Listed as a placeman in 1693, probably because of his office of keeper of the King’s manor in York, Waller was also classed as a Court supporter by Grascome. The grant of a leave of absence to Edmund Waller on 8 Jan. 1694 makes it even more than likely that the majority of references in the Journals to ‘Mr Waller’ are to the Member for York. Legal concerns again figured largely in his legislative activity: he was involved in the management of bills on the credit of merchant insurers; the ease of jurors; the encouragement of sheriffs; repeal of the capiatur fine; bail in King’s bench; and to prevent vexatious suits. Other drafting committees which can probably be attributed to him are those for encouraging the cloth trade; the registration of deeds; the repeal of the aulnage duty; against coin clippers; and the assize of bread. He may also have been involved in five estate bills, one of which concerned the estate of Letby in Yorkshire.

Despite this activity there is evidence that Waller’s political influence in York was waning, for he was defeated in a contest for the lord mayoralty in November 1694. This did not reduce his involvement at Westminster. Most of the drafting committees in this session may be attributed to Waller. They included measures to recover minors’ debts; regulating prisoners and prisons; vesting interest of judgments and other securities in assignees; dividing lands between joint heirs; continuing expiring laws; against highway robbery; and levying duties on paper. Of these measures, he only undertook the further management of the bill continuing expiring laws. In addition, he seems to have overseen several private bills, possibly as many as eight. His name appears on Henry Guy’s* list of ‘friends’, presumably in connexion with the parliamentary attacks on Guy.7

It was probably because of his defeat in the mayoral election in November 1694 that Waller did not stand for re-election to Parliament the following year. He died intestate on 2 June 1698. Administration of his goods was assigned first to his daughter Penelope, wife of Anthony Roberts, and then to Waller’s widow. His son Robert Waller died in 1711, leaving in his turn another son and heir of the same name.8
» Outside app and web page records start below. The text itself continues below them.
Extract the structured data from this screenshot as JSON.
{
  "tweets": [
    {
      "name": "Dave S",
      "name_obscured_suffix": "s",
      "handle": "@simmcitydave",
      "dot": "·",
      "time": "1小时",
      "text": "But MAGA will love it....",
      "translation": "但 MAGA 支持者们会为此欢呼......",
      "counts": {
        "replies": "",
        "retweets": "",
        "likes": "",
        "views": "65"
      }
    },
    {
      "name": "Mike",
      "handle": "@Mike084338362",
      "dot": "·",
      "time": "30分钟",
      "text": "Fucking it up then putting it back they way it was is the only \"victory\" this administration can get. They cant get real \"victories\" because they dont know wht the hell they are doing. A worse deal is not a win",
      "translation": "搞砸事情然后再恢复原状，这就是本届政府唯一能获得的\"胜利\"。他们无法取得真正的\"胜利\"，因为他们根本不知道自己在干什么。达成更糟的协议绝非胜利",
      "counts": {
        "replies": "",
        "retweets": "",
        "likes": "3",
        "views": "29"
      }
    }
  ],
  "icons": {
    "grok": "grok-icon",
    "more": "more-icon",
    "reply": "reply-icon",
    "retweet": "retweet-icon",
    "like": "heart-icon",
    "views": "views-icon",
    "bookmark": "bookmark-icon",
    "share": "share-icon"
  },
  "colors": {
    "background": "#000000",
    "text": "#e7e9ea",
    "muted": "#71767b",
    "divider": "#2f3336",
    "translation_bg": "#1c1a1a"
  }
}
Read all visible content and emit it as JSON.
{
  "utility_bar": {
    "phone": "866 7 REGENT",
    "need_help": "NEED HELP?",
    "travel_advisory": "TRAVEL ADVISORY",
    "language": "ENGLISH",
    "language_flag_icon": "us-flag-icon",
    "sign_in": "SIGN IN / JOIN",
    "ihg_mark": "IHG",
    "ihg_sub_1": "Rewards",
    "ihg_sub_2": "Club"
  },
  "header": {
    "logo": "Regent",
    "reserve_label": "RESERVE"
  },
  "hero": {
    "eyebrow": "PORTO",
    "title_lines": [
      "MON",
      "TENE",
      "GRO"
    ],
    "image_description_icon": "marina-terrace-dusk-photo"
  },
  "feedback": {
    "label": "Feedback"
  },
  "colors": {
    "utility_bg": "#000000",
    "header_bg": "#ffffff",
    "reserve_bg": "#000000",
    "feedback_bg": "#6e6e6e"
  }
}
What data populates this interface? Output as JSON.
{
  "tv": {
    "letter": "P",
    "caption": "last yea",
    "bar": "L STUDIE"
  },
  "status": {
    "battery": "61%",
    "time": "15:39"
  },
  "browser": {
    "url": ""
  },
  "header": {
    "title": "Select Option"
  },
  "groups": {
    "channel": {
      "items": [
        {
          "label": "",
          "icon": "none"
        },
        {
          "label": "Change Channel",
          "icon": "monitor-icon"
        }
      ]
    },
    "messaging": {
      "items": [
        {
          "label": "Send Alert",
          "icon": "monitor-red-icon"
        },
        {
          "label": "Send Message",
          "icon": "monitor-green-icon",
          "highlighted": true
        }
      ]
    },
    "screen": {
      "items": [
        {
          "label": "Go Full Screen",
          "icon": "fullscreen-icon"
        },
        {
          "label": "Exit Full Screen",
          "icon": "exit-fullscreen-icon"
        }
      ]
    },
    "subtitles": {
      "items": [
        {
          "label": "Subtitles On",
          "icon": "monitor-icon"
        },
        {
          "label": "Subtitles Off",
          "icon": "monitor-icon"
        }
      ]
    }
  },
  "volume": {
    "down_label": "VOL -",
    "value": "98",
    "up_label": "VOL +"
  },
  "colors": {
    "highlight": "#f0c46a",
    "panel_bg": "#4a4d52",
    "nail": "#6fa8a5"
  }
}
Ref Volumes: 1690-1715

Authors: Eveline Cruickshanks / D. W. Hayton


  • 1. York City Archs. ‘Ms. Catalogue of Mayors and Bailiffs of York’ ed. Straife, f. 442.
  • 2. Ibid. f. 442; Surtees Soc. cii. 112, 126, 158; J. Torr, Antiq. York, 126–7, 129–31.
  • 3. Cal. Treas. Bks. ix. 712, 1532.
  • 4. Reresby Mems. 308, 342, 346, 389, 521, 569, 580; CSP Dom. July–Sept. 1683, p. 62; 1685, p. 19; 1689–90, p. 195; Cal. Treas. Bks. ix. 711–12, 1416, 1502, 1532; Torr, 127–8; Drake, Eboracum, 176, 210, 599–601; VCH Yorks. City of York, 530–1.
  • 5. Egerton 3337, f. 182.
  • 6. Luttrell Diary, 293, 345, 476–7; York City Archs. B39, corp. house bk. 1688–1700, f. 59; E85, Andrew Perrot to Waller, 2 Dec. 1693.
  • 7. N. Yorks. RO, Worsley mss ZON13/1/115, Joel Savile to [Thomas Worsley I*], 12 Nov. 1694.
  • 8. Torr, 138; Borthwick Inst. York, probate reg. 1679–1705, f. 400v; 1688–1712 (Ainsty), f. 12v; 1706–17, f. 44v.